An effective schematic diagram requires having a clear understanding of what you’re attempting to accomplish, which is why it’s essential to begin your design with a rough sketch that serves as a roadmap. A rough sketch also helps determine which entities must be included and which can wait until more in-depth blueprint is created.
Once your concept is refined into a final design, it must be transformed into production drawings for manufacturing. These allow engineers to visualize a product and its features. It is vital that production sketches accurately represent its original design; dimensions, materials used, hardware requirements, welding details and finishing requirements should all be listed, along with any assembly components located within. Incorporating all necessary information onto one drawing so it can be understood by manufacturers accurately; including tolerances.
Enhancing Clarity and Compliance in Patent Drawings
Though non-provisional patent applications may be submitted without drawings, it is usually best to include them – provided they conform with patent office specifications.

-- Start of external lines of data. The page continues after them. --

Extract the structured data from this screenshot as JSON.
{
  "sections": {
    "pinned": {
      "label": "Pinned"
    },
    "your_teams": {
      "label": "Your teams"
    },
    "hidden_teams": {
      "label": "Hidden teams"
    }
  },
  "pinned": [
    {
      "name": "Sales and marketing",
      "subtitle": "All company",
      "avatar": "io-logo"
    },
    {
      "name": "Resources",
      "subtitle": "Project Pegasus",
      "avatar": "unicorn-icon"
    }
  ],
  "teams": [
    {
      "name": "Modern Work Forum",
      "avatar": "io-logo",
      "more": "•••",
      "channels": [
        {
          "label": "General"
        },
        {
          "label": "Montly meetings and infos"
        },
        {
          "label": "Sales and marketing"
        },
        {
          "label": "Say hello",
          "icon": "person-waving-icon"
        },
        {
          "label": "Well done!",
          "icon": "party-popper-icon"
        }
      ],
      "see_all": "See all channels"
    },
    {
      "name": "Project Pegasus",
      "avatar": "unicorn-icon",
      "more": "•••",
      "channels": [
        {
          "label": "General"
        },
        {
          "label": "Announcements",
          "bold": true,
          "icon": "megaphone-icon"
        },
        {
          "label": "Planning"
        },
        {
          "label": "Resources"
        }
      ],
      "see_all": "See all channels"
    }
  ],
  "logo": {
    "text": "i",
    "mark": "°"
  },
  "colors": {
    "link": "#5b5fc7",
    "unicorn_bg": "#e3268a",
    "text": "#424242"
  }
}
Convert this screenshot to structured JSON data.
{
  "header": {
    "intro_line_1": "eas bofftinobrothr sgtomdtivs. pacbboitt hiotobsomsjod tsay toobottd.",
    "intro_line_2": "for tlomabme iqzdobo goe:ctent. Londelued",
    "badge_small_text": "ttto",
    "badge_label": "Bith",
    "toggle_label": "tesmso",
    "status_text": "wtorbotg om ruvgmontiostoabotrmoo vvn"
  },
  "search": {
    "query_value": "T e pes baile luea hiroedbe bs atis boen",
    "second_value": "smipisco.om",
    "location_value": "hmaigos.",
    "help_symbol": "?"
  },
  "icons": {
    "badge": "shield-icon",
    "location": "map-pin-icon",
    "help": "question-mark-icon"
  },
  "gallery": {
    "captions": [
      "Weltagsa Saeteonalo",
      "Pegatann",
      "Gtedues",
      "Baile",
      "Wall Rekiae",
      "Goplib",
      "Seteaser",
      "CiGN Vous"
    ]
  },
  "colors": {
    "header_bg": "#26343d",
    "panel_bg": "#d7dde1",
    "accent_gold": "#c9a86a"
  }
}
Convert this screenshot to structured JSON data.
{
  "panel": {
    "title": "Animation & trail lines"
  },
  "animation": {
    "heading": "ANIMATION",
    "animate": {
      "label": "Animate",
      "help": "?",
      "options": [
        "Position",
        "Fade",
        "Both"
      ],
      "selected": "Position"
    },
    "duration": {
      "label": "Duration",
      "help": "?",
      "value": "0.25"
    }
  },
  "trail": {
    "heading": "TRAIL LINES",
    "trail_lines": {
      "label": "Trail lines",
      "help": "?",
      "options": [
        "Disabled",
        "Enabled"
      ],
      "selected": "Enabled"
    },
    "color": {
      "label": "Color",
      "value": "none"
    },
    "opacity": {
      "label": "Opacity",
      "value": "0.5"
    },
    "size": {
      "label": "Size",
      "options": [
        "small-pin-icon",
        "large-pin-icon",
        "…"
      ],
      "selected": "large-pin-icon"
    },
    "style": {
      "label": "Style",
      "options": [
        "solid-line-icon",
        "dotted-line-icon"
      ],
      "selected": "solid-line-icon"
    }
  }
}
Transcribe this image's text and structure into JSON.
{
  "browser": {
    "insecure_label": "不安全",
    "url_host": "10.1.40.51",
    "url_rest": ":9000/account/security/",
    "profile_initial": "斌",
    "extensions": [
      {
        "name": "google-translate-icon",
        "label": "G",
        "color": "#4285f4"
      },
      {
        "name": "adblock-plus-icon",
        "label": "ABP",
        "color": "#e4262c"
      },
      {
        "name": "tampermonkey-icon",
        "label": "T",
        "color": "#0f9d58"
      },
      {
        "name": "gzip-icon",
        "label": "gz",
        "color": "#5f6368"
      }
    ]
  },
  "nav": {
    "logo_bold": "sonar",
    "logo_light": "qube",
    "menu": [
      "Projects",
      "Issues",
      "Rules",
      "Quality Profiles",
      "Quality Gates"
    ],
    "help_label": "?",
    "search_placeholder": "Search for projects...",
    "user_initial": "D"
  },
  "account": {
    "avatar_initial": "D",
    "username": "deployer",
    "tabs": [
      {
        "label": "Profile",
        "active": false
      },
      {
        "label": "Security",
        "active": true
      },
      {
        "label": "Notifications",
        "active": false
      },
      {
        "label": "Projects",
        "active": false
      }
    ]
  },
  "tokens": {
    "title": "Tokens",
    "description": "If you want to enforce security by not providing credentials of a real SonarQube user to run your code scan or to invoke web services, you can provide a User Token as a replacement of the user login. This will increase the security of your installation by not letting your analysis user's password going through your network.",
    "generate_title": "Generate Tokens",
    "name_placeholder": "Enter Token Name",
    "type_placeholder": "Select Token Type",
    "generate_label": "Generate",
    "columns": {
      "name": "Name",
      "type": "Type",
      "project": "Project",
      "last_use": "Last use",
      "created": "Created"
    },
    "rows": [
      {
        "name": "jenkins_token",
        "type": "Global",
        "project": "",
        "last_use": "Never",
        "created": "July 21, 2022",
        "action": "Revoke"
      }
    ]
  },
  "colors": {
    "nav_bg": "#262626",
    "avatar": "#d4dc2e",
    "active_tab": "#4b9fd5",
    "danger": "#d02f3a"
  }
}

Drawings can include depictions like plan or elevated views, perspective views, isometric projections, sectional views and exploded views. Other forms of diagrams, such as flow charts or block diagrams that outline system processes may also be beneficial.
For maximum clarity, drawings must represent all surfaces proposed to be covered by a claim. Perspectives shown will depend upon the type of drawings; nonetheless they should be organized so as to allow readers to easily follow along the description of the invention; for instance in isometric projections and cross-section views depictions should not overlap one another but remain adjacent without overshadowing each other.
Patent offices often have unique specifications when it comes to the format and presentation of drawings for patent submissions. Some offices allow colored photos while others don’t, while some accept paper submissions while others require digital submissions; other variations can also include thickness of lines, surface shading and how parts are drawn.
Understanding that creating patent drawings requires both technical expertise and creative flair can be daunting, which is why solo inventors or small firm practitioners may opt to outsource these tasks to professional drafts people. Experience, body of work and professional references of these professional draftspersons will serve as key indicators as to their capacity of producing quality drawings.
Overall, writing patents is a demanding task due to the need for precise technical and legal language, the challenge of balancing comprehensibility with specificity, and the requirement to navigate intricate patent laws. It often requires the expertise of patent attorneys or professionals who possess the necessary skills to effectively capture and protect the inventors’ ideas while meeting the stringent requirements of the patent system.
While patent writing can indeed be complex, these professionals possess the necessary expertise to navigate the intricacies of the process. They can help in translating your invention into a well-structured and comprehensive application that meets the requirements of the patent office. Collaborating with a patent professional can alleviate the burden of understanding complex legal and technical aspects, ensure compliance with formatting guidelines, and increase the likelihood of obtaining a strong and enforceable patent. Remember, their knowledge and experience in patent law and drafting can provide invaluable guidance and maximize the chances of success for your invention.